ABOUT THIS EXERCISE ->
Look for the word "Usage" in the entries and copy every line where it shows up.
━━ TASK DATA
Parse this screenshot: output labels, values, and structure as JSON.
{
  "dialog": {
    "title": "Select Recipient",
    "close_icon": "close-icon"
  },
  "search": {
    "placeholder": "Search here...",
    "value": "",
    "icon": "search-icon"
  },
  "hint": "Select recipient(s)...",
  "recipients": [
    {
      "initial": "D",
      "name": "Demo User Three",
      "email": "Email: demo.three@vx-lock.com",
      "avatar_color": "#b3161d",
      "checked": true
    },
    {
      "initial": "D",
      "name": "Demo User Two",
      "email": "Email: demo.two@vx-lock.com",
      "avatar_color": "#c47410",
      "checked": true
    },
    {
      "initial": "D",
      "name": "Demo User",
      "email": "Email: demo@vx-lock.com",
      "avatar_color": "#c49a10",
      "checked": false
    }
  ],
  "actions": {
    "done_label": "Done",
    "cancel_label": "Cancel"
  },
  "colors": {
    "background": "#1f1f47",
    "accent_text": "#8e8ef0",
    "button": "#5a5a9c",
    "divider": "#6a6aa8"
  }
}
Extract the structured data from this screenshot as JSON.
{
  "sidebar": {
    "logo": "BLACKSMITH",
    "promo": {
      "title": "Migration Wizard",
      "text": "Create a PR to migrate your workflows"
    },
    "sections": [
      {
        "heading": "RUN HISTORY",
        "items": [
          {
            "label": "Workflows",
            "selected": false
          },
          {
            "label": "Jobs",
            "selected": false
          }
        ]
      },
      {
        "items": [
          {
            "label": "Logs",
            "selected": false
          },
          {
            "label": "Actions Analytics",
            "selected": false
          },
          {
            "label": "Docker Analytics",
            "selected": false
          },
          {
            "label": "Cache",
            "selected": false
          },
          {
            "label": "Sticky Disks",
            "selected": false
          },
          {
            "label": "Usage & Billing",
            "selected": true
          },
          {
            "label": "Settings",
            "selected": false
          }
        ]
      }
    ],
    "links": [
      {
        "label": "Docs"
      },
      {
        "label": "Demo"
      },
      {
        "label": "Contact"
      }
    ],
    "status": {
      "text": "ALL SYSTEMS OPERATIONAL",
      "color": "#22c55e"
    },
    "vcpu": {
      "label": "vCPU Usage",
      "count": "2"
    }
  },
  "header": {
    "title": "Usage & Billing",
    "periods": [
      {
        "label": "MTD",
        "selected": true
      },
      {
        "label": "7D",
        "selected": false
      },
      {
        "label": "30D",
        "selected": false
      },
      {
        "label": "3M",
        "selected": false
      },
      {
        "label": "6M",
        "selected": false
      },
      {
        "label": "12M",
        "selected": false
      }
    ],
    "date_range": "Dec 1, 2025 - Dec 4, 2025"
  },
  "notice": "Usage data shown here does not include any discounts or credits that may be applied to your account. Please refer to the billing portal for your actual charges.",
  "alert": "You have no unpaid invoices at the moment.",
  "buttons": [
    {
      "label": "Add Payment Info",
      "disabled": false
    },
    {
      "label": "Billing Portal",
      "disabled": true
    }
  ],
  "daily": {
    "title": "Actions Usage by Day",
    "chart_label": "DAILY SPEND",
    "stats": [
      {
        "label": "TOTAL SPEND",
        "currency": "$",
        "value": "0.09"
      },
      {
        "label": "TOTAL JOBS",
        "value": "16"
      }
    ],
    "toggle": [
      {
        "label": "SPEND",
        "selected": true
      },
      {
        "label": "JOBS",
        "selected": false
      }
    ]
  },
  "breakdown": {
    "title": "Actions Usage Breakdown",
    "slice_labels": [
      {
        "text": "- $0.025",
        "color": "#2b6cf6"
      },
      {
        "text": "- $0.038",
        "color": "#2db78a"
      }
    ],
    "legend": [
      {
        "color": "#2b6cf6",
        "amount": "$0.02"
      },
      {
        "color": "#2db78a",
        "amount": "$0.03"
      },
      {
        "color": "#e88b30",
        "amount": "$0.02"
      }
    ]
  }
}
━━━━
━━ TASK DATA
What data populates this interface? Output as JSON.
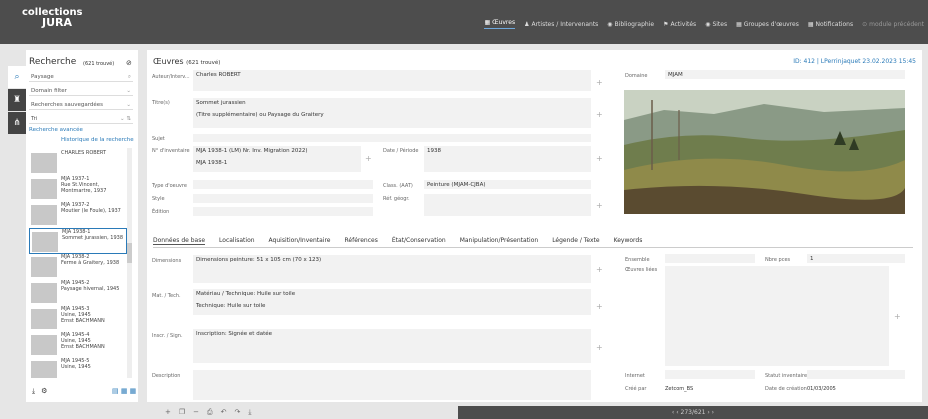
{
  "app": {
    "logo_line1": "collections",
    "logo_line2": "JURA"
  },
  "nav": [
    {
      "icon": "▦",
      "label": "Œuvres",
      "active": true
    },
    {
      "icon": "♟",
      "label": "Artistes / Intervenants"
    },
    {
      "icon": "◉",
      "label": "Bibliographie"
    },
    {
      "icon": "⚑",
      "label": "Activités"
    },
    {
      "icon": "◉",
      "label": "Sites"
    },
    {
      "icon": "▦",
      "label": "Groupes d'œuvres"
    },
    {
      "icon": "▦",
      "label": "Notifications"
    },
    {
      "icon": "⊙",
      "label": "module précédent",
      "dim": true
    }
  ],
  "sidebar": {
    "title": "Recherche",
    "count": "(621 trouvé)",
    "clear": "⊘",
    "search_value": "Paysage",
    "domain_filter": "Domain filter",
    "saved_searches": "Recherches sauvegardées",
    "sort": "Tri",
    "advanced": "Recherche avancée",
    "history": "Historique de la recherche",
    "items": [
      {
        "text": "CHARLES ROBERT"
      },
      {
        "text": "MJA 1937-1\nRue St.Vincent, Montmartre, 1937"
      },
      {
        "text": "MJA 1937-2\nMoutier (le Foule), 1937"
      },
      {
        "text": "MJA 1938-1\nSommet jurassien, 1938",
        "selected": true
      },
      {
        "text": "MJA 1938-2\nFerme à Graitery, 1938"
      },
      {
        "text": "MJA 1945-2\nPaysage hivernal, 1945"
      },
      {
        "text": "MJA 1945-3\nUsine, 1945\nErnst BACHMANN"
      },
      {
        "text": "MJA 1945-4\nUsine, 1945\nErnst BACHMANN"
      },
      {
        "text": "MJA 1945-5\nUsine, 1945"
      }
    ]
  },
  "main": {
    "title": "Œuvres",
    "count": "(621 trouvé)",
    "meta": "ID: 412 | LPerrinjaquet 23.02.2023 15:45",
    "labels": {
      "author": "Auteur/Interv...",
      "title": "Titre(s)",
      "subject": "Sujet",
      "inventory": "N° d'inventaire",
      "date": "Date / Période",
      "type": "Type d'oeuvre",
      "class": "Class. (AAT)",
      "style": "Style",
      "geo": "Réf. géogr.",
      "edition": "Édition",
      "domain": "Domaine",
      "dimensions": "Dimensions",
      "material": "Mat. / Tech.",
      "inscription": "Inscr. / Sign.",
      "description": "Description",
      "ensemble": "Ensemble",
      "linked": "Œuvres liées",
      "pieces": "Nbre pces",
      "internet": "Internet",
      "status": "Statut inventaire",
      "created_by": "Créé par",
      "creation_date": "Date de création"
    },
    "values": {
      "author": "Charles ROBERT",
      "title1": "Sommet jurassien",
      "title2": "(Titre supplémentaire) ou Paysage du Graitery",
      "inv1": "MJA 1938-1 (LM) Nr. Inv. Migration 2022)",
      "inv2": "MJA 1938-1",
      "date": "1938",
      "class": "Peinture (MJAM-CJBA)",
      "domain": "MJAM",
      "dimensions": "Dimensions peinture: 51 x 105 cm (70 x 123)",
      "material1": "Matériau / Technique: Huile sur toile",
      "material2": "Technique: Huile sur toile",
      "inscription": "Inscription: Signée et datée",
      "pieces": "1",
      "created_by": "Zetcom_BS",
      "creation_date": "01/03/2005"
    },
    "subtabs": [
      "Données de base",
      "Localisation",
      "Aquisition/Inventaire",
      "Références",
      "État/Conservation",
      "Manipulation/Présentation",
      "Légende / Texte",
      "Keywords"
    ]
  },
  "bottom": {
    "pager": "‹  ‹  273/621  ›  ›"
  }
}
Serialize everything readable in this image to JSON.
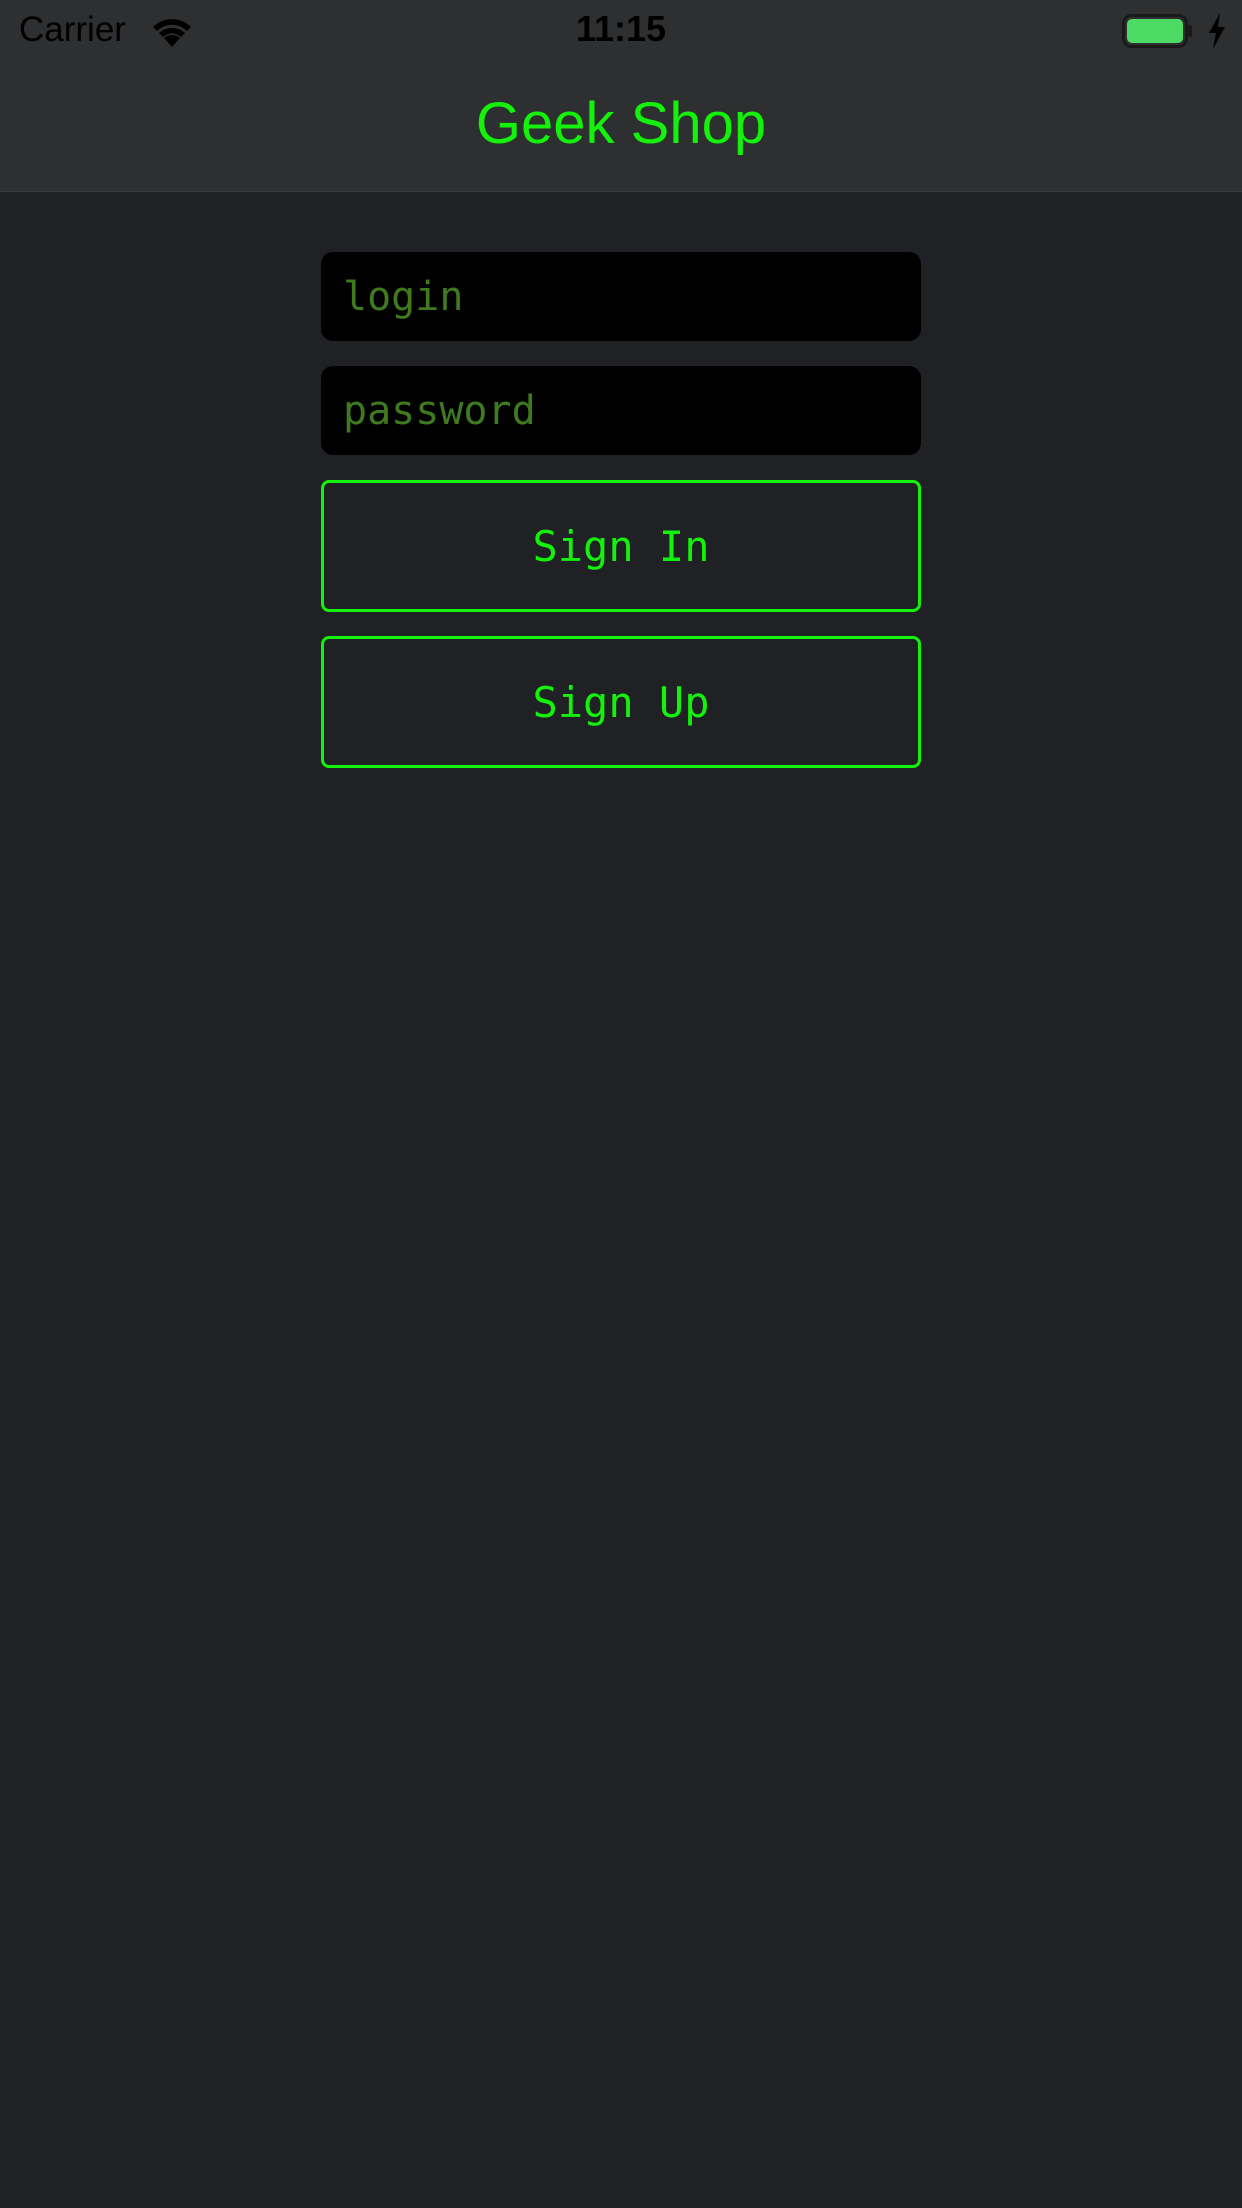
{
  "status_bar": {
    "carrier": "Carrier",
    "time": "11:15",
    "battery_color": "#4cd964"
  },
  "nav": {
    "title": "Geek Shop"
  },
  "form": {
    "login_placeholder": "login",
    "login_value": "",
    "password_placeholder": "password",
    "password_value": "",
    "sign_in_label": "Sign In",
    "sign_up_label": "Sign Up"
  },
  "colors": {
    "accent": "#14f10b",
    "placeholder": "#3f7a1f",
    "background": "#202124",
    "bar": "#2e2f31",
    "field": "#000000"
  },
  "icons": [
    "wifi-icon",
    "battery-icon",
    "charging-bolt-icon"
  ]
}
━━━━
WRITTEN ANSWER ->
            "label": "Usage & Billing",
      "label": "vCPU Usage",
    "title": "Usage & Billing",
  "notice": "Usage data shown here does not include any discounts or credits that may be applied to your account. Please refer to the billing portal for your actual charges.",
    "title": "Actions Usage by Day",
    "title": "Actions Usage Breakdown",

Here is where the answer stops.